The plan accepts that energy from crops, trees and waste can make a strong contribution to reducing greenhouse gas emissions and sets out
12 key ways to make this happen.
Measures include a capital grant scheme for biomass boilers; the establishment of a new Biomass Energy Centre to provide expert information and advice, along with further grant support for biomass supply chains and a commitment to consider using biomass heating in government buildings.
The report, launched by ministers from Defra and the DTI, forms the government's response to the Biomass Task Force, which made a package of recommendations in October.
Its main argument - that biomass is particularly suited for generating heat is accepted by the government, though the action plan makes clear that electricity generated from biomass and combined heat and power (CHP) are also an important part of its future.
Lord Bach, Defra's minister for sustainable farming and food, said:
'There is enormous potential in biomass, to generate renewable energy, to help the environment and to provide another possible market for our farmers.

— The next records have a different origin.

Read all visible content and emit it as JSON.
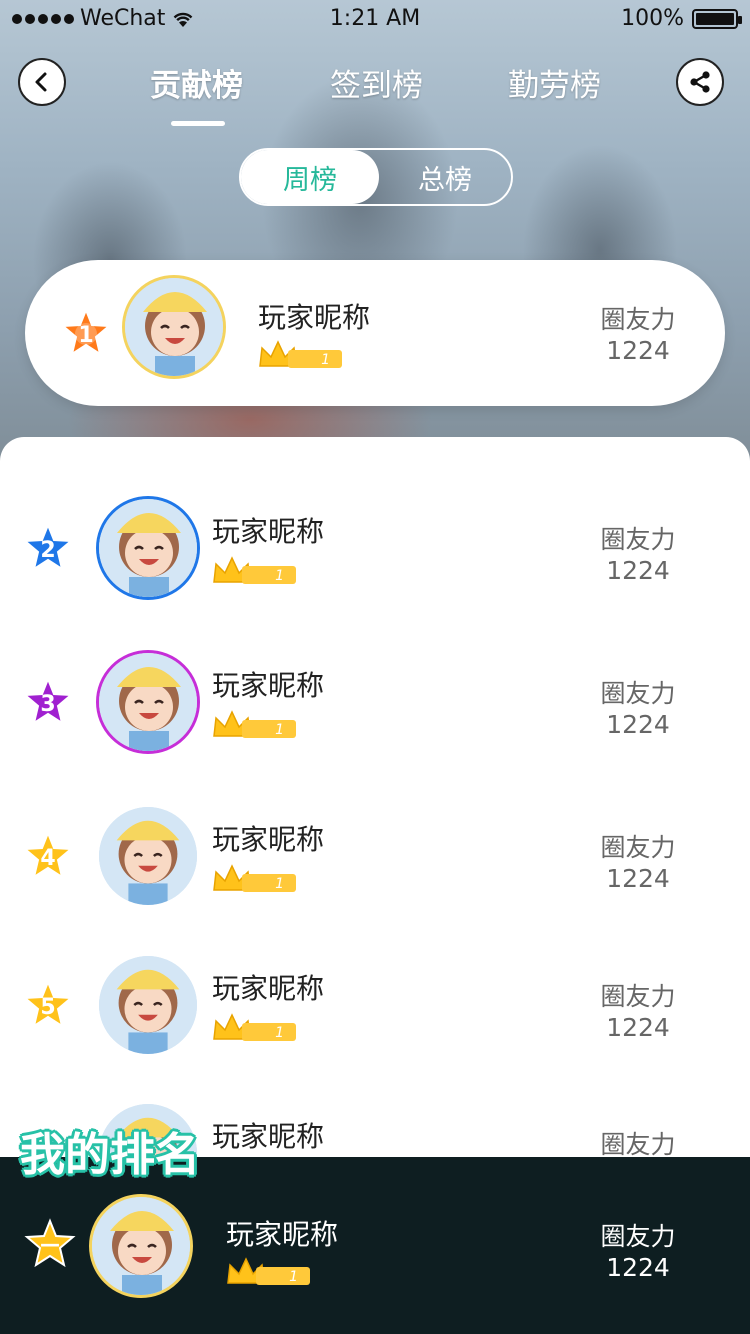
{
  "status_bar": {
    "carrier": "WeChat",
    "time": "1:21 AM",
    "battery": "100%"
  },
  "nav": {
    "tabs": [
      {
        "label": "贡献榜"
      },
      {
        "label": "签到榜"
      },
      {
        "label": "勤劳榜"
      }
    ],
    "active_tab": 0,
    "back_icon": "chevron-left-icon",
    "share_icon": "share-icon"
  },
  "period": {
    "options": [
      {
        "label": "周榜"
      },
      {
        "label": "总榜"
      }
    ],
    "selected": 0
  },
  "colors": {
    "accent": "#26b89a",
    "my_rank_bg": "#0e1e21",
    "level_badge": "#ffc93a"
  },
  "top_entry": {
    "rank": "1",
    "name": "玩家昵称",
    "level": "1",
    "score_label": "圈友力",
    "score": "1224",
    "medal_color": "#ff7a1a"
  },
  "ranking": [
    {
      "rank": "2",
      "name": "玩家昵称",
      "level": "1",
      "score_label": "圈友力",
      "score": "1224",
      "medal_color": "#1f77e8",
      "ring_color": "#1f77e8"
    },
    {
      "rank": "3",
      "name": "玩家昵称",
      "level": "1",
      "score_label": "圈友力",
      "score": "1224",
      "medal_color": "#a020d0",
      "ring_color": "#c62ed8"
    },
    {
      "rank": "4",
      "name": "玩家昵称",
      "level": "1",
      "score_label": "圈友力",
      "score": "1224",
      "medal_color": "#ffc21a",
      "ring_color": ""
    },
    {
      "rank": "5",
      "name": "玩家昵称",
      "level": "1",
      "score_label": "圈友力",
      "score": "1224",
      "medal_color": "#ffc21a",
      "ring_color": ""
    },
    {
      "rank": "",
      "name": "玩家昵称",
      "level": "",
      "score_label": "圈友力",
      "score": "",
      "medal_color": "",
      "ring_color": ""
    }
  ],
  "my_rank": {
    "title": "我的排名",
    "rank": "—",
    "name": "玩家昵称",
    "level": "1",
    "score_label": "圈友力",
    "score": "1224",
    "medal_color": "#ffc21a"
  }
}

'We know that biomass is not the answer to every issue facing us but we should be getting much more from this valuable resource.

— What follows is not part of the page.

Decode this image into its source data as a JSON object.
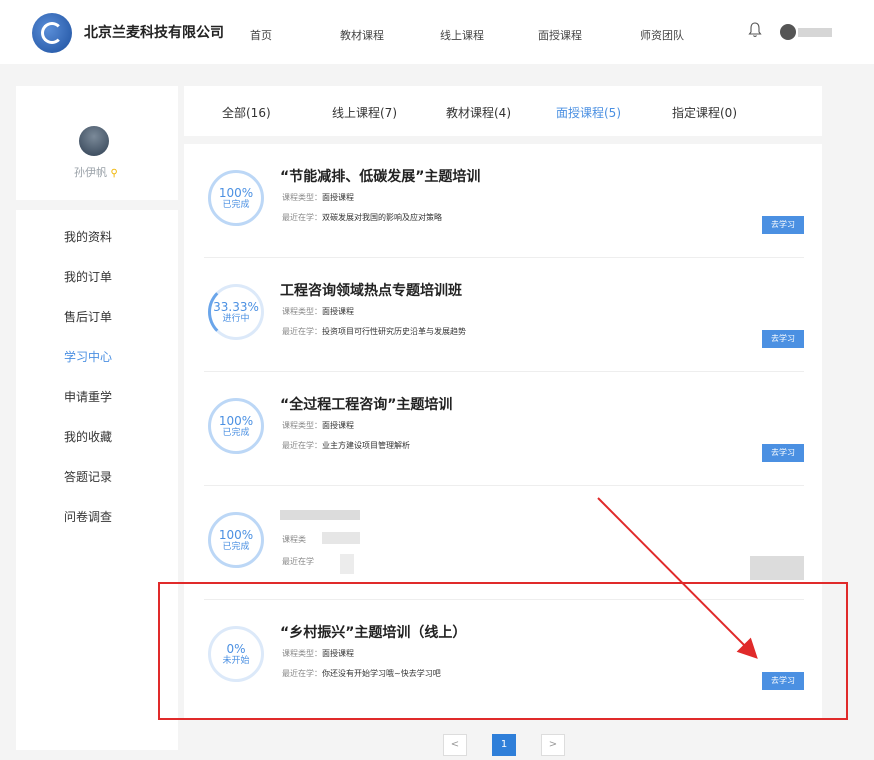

'This action plan provides us with a clear path forwards. It has been drawn up by a cross-government team, building on the excellent work done by the Biomass Task Force.'
Minister for energy, Malcolm Wicks, added: 'The plans we are announcing and the Biomass strategy that is being developed will supplement initiatives such as the DTI's Low Carbon Building programme and the bioenergy capital grants scheme to further increase the use of biomass technology.
'We are aiming for 10% of our electricity to come from renewable sources by 2010 and double that by 2020 so biomass will have an increasingly important role to play in the UK's future energy mix.'
The Biomass Task Force made 42 recommendations to government. The government's response accepts most of these, setting out plans for implementing them. A number of initiatives have already begun.
The task force's recommendation that the government should not pursue a renewable heat obligation will be considered further and the evidence reviewed.
The action plan is primarily for England. However the devolved administrations of Northern Ireland, Scotland and Wales have helped in its development and it will also contribute to a UK biomass strategy, which will be published in the next year.
The full report is available here or by linking from Defra's biomass page at http:www.defra.gov.uk/farm/acu/energy/biomass-taskforce
1. The government's Response to the Biomass Task Force Report has been produced by a cross-Government working group, led by Defra and the DTI.
2. Key points are:
* A new 5 year capital grant scheme for biomass boilers, with funding of£10 -£15 million over the first two years and a second round of the Bio-energy Infrastructure Scheme, with funding at, or close to the level, proposed by the Task Force (announced in the Climate Change Programme Review);
* Agreement in principle to support for energy crops under the new Rural Development Programme for England to be introduced in 2007, closely integrated with bioenergy market development;
* Announcement of the Forestry Commission's new Biomass Energy Centre as a major new hub for bioenergy advice and best practice for industry and the public;
* Further measures to integrate environmental assessment in the planning of energy crop development;
* Government leadership through public procurement, including the commitment to map the potential use of biomass across the main procuring departments of the government estate;
* Working with regional development agencies and other organisations to ensure effective, coordinated mechanisms for delivery of policy and advice;
* Action already taken, since publication of the Task Force report, to improve the Renewables Obligation and implementation of the associated procedures;
* Use of the planning system to stimulate renewables development, including our support for planning authorities applying a minimum percentage of renewable energy in new developments;
* Action to address regulatory barriers identified by the task force and to develop standards to improve efficacy and confidence in biomass;
* Our thinking on the use of energy from waste, which is subject to conclusions from the current review of Waste Strategy and the Energy Review;
* Support for the EU Biomass Action Plan and agreement on UK membership of the Global Bioenergy Partnership from its launch in May 2006.
* The introduction of new Building Regulations, from April 2006, with
new procedures and tougher standards which will encourage the use
of Low or Zero Carbon (LZC) systems, such as biomass.
3. The Biomass Task Force, chaired by Sir Ben Gill, reported to Government in October 2005. Full report is available here:
4. Biomass currently accounts for 84 per cent of Britain's renewable energy generation and 1.4 per cent of total energy generation.